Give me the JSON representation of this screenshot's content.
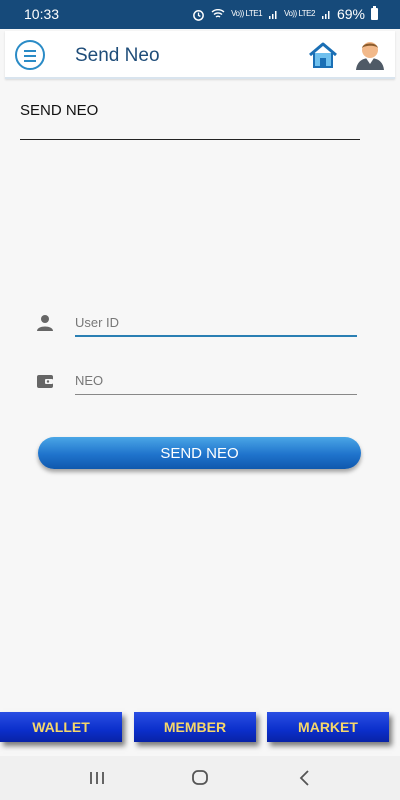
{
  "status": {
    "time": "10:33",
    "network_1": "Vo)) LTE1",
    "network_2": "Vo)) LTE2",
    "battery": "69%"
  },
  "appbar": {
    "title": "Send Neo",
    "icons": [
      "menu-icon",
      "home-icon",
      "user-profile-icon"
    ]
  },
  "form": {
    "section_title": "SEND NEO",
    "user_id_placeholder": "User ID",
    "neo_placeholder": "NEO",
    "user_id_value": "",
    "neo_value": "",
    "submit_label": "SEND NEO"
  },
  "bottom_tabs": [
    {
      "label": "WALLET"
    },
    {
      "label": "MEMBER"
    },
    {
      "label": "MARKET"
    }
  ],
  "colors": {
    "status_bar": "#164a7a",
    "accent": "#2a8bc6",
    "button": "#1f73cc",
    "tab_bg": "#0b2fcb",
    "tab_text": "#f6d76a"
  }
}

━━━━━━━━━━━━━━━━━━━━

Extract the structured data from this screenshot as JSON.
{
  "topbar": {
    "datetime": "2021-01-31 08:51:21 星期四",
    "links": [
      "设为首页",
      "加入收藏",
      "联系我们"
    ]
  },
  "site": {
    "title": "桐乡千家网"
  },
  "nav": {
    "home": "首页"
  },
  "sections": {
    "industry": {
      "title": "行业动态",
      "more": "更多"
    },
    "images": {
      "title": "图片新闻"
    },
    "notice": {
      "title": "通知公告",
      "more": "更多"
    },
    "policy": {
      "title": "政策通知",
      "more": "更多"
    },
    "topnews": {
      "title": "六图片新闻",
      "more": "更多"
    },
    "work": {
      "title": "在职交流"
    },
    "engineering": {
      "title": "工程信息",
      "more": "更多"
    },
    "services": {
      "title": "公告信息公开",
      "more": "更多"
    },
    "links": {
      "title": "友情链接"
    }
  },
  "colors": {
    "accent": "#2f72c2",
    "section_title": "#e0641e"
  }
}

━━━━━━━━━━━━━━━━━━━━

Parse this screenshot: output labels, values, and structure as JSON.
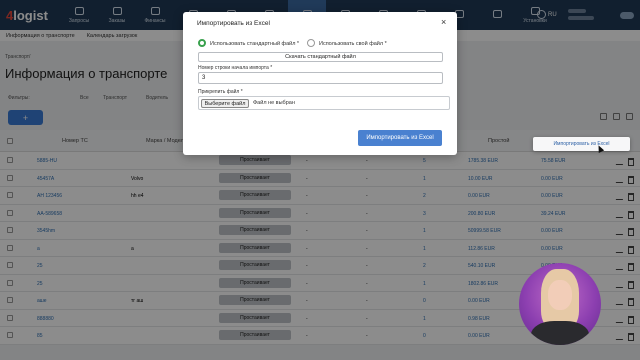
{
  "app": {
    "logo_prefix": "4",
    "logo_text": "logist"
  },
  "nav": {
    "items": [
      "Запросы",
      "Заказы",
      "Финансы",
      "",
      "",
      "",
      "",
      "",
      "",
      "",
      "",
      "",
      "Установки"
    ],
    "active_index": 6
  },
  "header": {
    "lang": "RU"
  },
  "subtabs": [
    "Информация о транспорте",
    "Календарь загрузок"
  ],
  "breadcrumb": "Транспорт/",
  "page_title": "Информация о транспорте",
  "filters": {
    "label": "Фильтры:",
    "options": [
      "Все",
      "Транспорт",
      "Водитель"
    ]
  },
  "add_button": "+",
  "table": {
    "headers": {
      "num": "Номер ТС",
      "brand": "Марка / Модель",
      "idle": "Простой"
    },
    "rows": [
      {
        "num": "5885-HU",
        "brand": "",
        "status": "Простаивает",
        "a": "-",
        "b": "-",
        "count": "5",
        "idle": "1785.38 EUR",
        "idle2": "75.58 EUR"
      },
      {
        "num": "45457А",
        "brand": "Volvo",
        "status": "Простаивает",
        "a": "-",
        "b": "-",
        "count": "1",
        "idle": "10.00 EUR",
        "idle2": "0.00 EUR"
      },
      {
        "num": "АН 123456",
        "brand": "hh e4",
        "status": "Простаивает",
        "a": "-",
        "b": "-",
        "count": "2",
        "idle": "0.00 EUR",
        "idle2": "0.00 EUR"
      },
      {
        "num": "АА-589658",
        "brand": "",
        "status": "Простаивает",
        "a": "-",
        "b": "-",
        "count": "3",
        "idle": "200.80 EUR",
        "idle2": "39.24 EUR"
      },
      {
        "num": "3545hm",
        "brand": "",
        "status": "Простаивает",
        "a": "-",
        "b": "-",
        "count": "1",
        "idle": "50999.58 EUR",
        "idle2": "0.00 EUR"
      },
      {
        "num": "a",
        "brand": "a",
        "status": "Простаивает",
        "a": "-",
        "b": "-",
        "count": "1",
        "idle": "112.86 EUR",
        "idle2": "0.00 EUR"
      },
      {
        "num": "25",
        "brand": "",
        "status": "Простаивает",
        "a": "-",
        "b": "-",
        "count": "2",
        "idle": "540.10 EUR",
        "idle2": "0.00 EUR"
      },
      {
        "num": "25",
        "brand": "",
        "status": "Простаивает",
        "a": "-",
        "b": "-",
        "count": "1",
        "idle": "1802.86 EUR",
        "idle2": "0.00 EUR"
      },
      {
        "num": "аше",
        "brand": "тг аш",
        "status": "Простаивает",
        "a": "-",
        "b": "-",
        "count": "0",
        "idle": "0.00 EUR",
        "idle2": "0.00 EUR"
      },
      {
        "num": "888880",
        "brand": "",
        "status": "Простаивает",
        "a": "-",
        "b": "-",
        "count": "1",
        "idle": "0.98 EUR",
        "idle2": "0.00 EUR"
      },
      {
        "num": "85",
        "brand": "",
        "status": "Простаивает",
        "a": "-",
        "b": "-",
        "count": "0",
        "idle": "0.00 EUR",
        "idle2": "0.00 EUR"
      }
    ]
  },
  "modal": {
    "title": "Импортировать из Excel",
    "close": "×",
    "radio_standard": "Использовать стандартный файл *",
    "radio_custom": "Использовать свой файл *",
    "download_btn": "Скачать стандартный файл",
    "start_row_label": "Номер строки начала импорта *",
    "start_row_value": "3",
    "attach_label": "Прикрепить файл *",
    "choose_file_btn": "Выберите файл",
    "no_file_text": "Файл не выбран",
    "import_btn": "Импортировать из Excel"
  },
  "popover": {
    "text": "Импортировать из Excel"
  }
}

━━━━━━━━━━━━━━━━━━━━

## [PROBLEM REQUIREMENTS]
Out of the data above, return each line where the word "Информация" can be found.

## [FINAL ANSWER]
    "Информация о транспорте",
  "page_title": "Информация о транспорте",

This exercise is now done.